Reece rushed 13 times for 48 yards, Stewart seven for 22. Jones rushed twice for 6 yards and caught one pass for 7 yards.
Stewart spent the first part of the season on the Raiders practice squad. He was signed to the 53-man roster Saturday and played more than Jones, who has been active all season, one day later.
— The Raiders committed 10 penalties for 105 yards and looked nothing like the team that showed good composure and discipline in that regard for most of the first eight games.
Twice, linebacker Aaron Curry got called for personal-foul penalties. He talked at length about wanting to bring passion and energy to the Raiders in his first game back from injured knees.
Instead, Curry brought wreckless play that turned bad situations into worse. He needs to harness that energy and aggressiveness and make sure that his passion and energy are properly guided. Otherwise, he isn’t helping out the Raiders much at all.
Curry also saw some time on defense, something coach Allen said he intended to do with Curry as a means of giving the three starters a chance to get some rest and not play every snap.
Right guard Mike Brisiel committed a few penalties, as well, in one of his worst games of the season. Worse, he stepped on Palmer’s right foot on a fourth-and-one play that ended with Palmer on his backside and sacked.
— Backup quarterback Matt Leinart got into a game for the first time this season after spending the first eight on the sideline as Palmer played every down.
Leinart attempted one pass after entering the game late in the fourth quarter and the outcome not in question.
— Cornerback Michael Huff played really well for most of the first half in his bounce-back game from a subpar showing against the Buccaneers the week before.
Huff intercepted a Flacco pass that set up a Raiders field goal in the second quarter. He later came close to intercepting another pass.
However, he also got beat at least a couple of times on deep throws that helped change the complexion of the game.
— Huff wasn’t the only defensive back that struggled to contain the Ravens receivers.
On one play, wide receiver Torrey Smith ran past Huff, who appeared to be expecting help from free safety Matt Giordano once Huff let Smith go.
Instead, Smith ran a straight post route, with strong safety Tyvon Branch unable to get to Smith in time after leaving his man. Smith turned the busted coverage into a 47-yard touchdown.
On another play, a Ravens receiver ran a short post route, with Giordano late reacting to the quick cut inside. The receiver hauled in the pass for a touchdown.
— Ron Bartell returned to the lineup after missing the past seven games with a shoulder injury.
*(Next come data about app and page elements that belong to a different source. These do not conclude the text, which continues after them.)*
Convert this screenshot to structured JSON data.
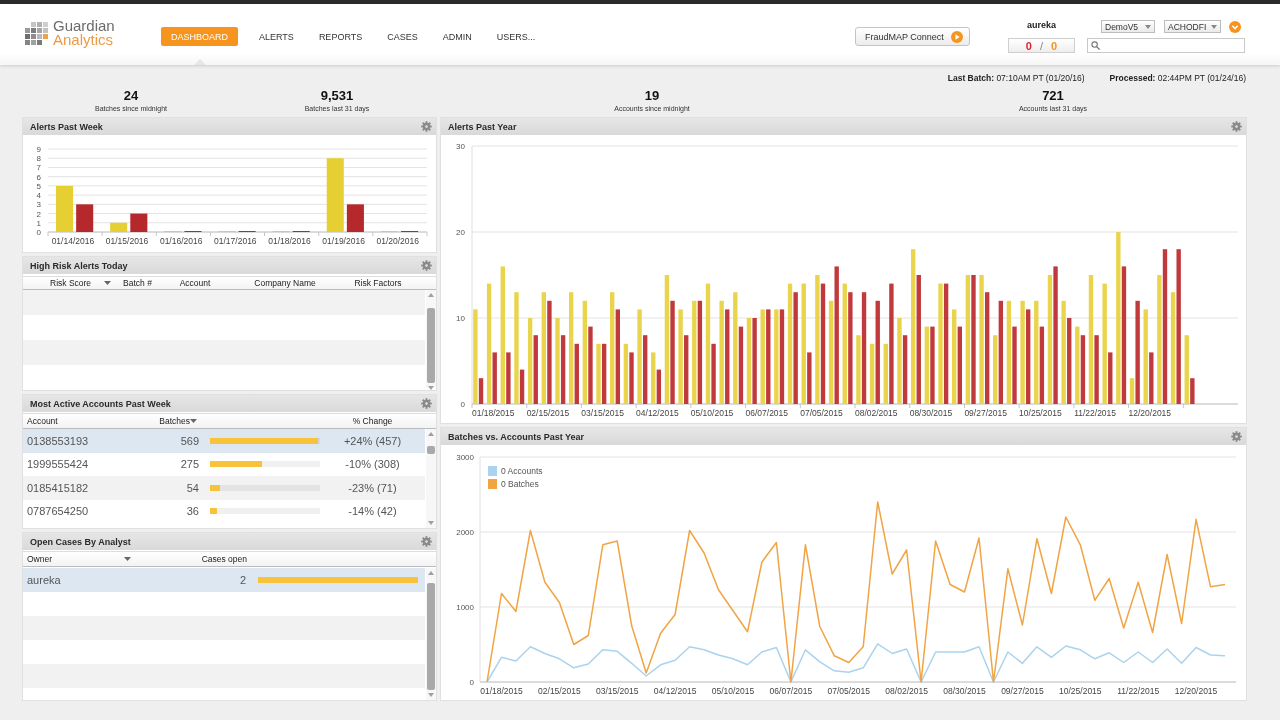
{
  "header": {
    "logo": {
      "line1": "Guardian",
      "line2": "Analytics"
    },
    "nav": [
      {
        "label": "DASHBOARD",
        "selected": true
      },
      {
        "label": "ALERTS",
        "selected": false
      },
      {
        "label": "REPORTS",
        "selected": false
      },
      {
        "label": "CASES",
        "selected": false
      },
      {
        "label": "ADMIN",
        "selected": false
      },
      {
        "label": "USERS...",
        "selected": false
      }
    ],
    "connect_button": {
      "label": "FraudMAP Connect"
    },
    "user": {
      "name": "aureka",
      "counters": [
        {
          "value": "0",
          "color": "#d9232e"
        },
        {
          "value": "0",
          "color": "#f7941d"
        }
      ],
      "separator": "/"
    },
    "dropdowns": [
      {
        "value": "DemoV5"
      },
      {
        "value": "ACHODFI"
      }
    ]
  },
  "status": {
    "last_batch": "**Last Batch:** 07:10AM PT (01/20/16)",
    "processed": "**Processed:** 02:44PM PT (01/24/16)"
  },
  "stats": [
    {
      "value": "24",
      "label": "Batches since midnight"
    },
    {
      "value": "9,531",
      "label": "Batches last 31 days"
    },
    {
      "value": "19",
      "label": "Accounts since midnight"
    },
    {
      "value": "721",
      "label": "Accounts last 31 days"
    }
  ],
  "alerts_past_week": {
    "title": "Alerts Past Week",
    "chart_data": [
      {
        "type": "bar",
        "categories": [
          "01/14/2016",
          "01/15/2016",
          "01/16/2016",
          "01/17/2016",
          "01/18/2016",
          "01/19/2016",
          "01/20/2016"
        ],
        "series": [
          {
            "color": "#e6cf33",
            "values": [
              5,
              1,
              0,
              0,
              0,
              8,
              0
            ]
          },
          {
            "color": "#b5292d",
            "values": [
              3,
              2,
              0,
              0,
              0,
              3,
              0
            ]
          }
        ],
        "ylim": [
          0,
          9
        ],
        "yticks": [
          0,
          1,
          2,
          3,
          4,
          5,
          6,
          7,
          8,
          9
        ],
        "grid": true
      }
    ]
  },
  "high_risk_alerts": {
    "title": "High Risk Alerts Today",
    "columns": [
      {
        "label": "Risk Score",
        "sorted": true
      },
      {
        "label": "Batch #",
        "sorted": false
      },
      {
        "label": "Account",
        "sorted": false
      },
      {
        "label": "Company Name",
        "sorted": false
      },
      {
        "label": "Risk Factors",
        "sorted": false
      }
    ]
  },
  "most_active_accounts": {
    "title": "Most Active Accounts Past Week",
    "columns": [
      {
        "label": "Account",
        "sorted": false
      },
      {
        "label": "Batches",
        "sorted": true
      },
      {
        "label": "% Change",
        "sorted": false
      }
    ],
    "rows": [
      {
        "account": "0138553193",
        "batches": "569",
        "level": 0.98,
        "change": "+24% (457)",
        "selected": true
      },
      {
        "account": "1999555424",
        "batches": "275",
        "level": 0.47,
        "change": "-10% (308)",
        "selected": false
      },
      {
        "account": "0185415182",
        "batches": "54",
        "level": 0.09,
        "change": "-23% (71)",
        "selected": false
      },
      {
        "account": "0787654250",
        "batches": "36",
        "level": 0.06,
        "change": "-14% (42)",
        "selected": false
      }
    ]
  },
  "open_cases": {
    "title": "Open Cases By Analyst",
    "columns": [
      {
        "label": "Owner",
        "sorted": true
      },
      {
        "label": "Cases open",
        "sorted": false
      }
    ],
    "rows": [
      {
        "owner": "aureka",
        "cases": "2",
        "level": 1,
        "selected": true
      }
    ]
  },
  "alerts_past_year": {
    "title": "Alerts Past Year",
    "chart_data": [
      {
        "type": "bar",
        "categories": [
          null,
          "01/18/2015",
          null,
          null,
          null,
          "02/15/2015",
          null,
          null,
          null,
          "03/15/2015",
          null,
          null,
          null,
          "04/12/2015",
          null,
          null,
          null,
          "05/10/2015",
          null,
          null,
          null,
          "06/07/2015",
          null,
          null,
          null,
          "07/05/2015",
          null,
          null,
          null,
          "08/02/2015",
          null,
          null,
          null,
          "08/30/2015",
          null,
          null,
          null,
          "09/27/2015",
          null,
          null,
          null,
          "10/25/2015",
          null,
          null,
          null,
          "11/22/2015",
          null,
          null,
          null,
          "12/20/2015",
          null,
          null,
          null
        ],
        "series": [
          {
            "color": "#e9d44c",
            "values": [
              11,
              14,
              16,
              13,
              10,
              13,
              10,
              13,
              12,
              7,
              13,
              7,
              11,
              6,
              15,
              11,
              12,
              14,
              12,
              13,
              10,
              11,
              11,
              14,
              14,
              15,
              12,
              14,
              8,
              7,
              7,
              10,
              18,
              9,
              14,
              11,
              15,
              15,
              8,
              12,
              12,
              12,
              15,
              12,
              9,
              15,
              14,
              20,
              3,
              11,
              15,
              13,
              8
            ]
          },
          {
            "color": "#c0393c",
            "values": [
              3,
              6,
              6,
              4,
              8,
              12,
              8,
              7,
              9,
              7,
              11,
              6,
              8,
              4,
              12,
              8,
              12,
              7,
              11,
              9,
              10,
              11,
              11,
              13,
              6,
              14,
              16,
              13,
              13,
              12,
              14,
              8,
              15,
              9,
              14,
              9,
              15,
              13,
              12,
              9,
              11,
              9,
              16,
              10,
              8,
              8,
              6,
              16,
              12,
              6,
              18,
              18,
              3
            ]
          }
        ],
        "ylim": [
          0,
          30
        ],
        "yticks": [
          0,
          10,
          20,
          30
        ],
        "grid": true
      }
    ]
  },
  "batches_vs_accounts": {
    "title": "Batches vs. Accounts Past Year",
    "chart_data": [
      {
        "type": "line",
        "categories": [
          null,
          "01/18/2015",
          null,
          null,
          null,
          "02/15/2015",
          null,
          null,
          null,
          "03/15/2015",
          null,
          null,
          null,
          "04/12/2015",
          null,
          null,
          null,
          "05/10/2015",
          null,
          null,
          null,
          "06/07/2015",
          null,
          null,
          null,
          "07/05/2015",
          null,
          null,
          null,
          "08/02/2015",
          null,
          null,
          null,
          "08/30/2015",
          null,
          null,
          null,
          "09/27/2015",
          null,
          null,
          null,
          "10/25/2015",
          null,
          null,
          null,
          "11/22/2015",
          null,
          null,
          null,
          "12/20/2015",
          null,
          null
        ],
        "series": [
          {
            "name": "0 Accounts",
            "color": "#a9d3ef",
            "values": [
              0,
              330,
              280,
              470,
              380,
              310,
              190,
              240,
              430,
              410,
              250,
              80,
              230,
              290,
              470,
              430,
              360,
              310,
              230,
              400,
              460,
              0,
              430,
              270,
              150,
              130,
              190,
              510,
              380,
              440,
              0,
              400,
              400,
              400,
              470,
              0,
              400,
              250,
              470,
              330,
              480,
              430,
              310,
              390,
              260,
              400,
              260,
              440,
              250,
              460,
              360,
              350
            ]
          },
          {
            "name": "0 Batches",
            "color": "#f0a444",
            "values": [
              0,
              1180,
              940,
              2020,
              1330,
              1060,
              500,
              620,
              1830,
              1880,
              750,
              120,
              650,
              900,
              2020,
              1720,
              1230,
              950,
              670,
              1600,
              1860,
              0,
              1830,
              740,
              350,
              260,
              470,
              2400,
              1440,
              1760,
              0,
              1880,
              1300,
              1200,
              1920,
              0,
              1510,
              760,
              1910,
              1180,
              2200,
              1830,
              1090,
              1380,
              720,
              1330,
              660,
              1700,
              780,
              2170,
              1270,
              1300
            ]
          }
        ],
        "ylim": [
          0,
          3000
        ],
        "yticks": [
          0,
          1000,
          2000,
          3000
        ],
        "grid": true,
        "legend": "top-left"
      }
    ]
  }
}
He appeared to hold up well, though he wasn’t able to make much of a difference in pass coverage, either. Flacco simply had too many open receivers too often for any one defender to stem the tide,
— The Raiders did a nice job bottling up Ravens running back Ray Rice, a player Buccaneers coach Greg Schiano compared to current Bucs running back Doug Martin.
Martin rushed for 251 yards and four touchdowns against the Raiders a week ago. Rice managed only 35 yards on 13 carries and 33 yards on four receptions.
Rice still found a way to make his mark on the game. He scored on a 7-yard touchdown just before halftime in turning a close game into a 27-10 margin.
— Adams muffed a punt once again. The Ravens parlayed the turnover into a touchdown one play later.
Jones and Joselio Hansen had an opportunity to recover the loose ball. However, the Ravens came out of the pile with the ball and capitalized right away.
— Things don’t any easier for the Raiders. Next up is a home game against the New Orleans Saints next Sunday, followed by a road game against the Cincinnati Bengals on Nov. 25.
The Saints handed the Atlanta Falcons their first loss of the season Sunday, and they head to Oakland riding back-to-back impressive victories and looking far more like the team that lost to the 49ers in the playoffs last season than the one that started 2-5 this season.
The Bengals drubbed the defending Super Bowl champion New York Giants on Sunday, as they improved to 4-5, as well.
In other words, Allen and his coaching staff don’t have much time to get things corrected, and they have very little room for error the final seven games.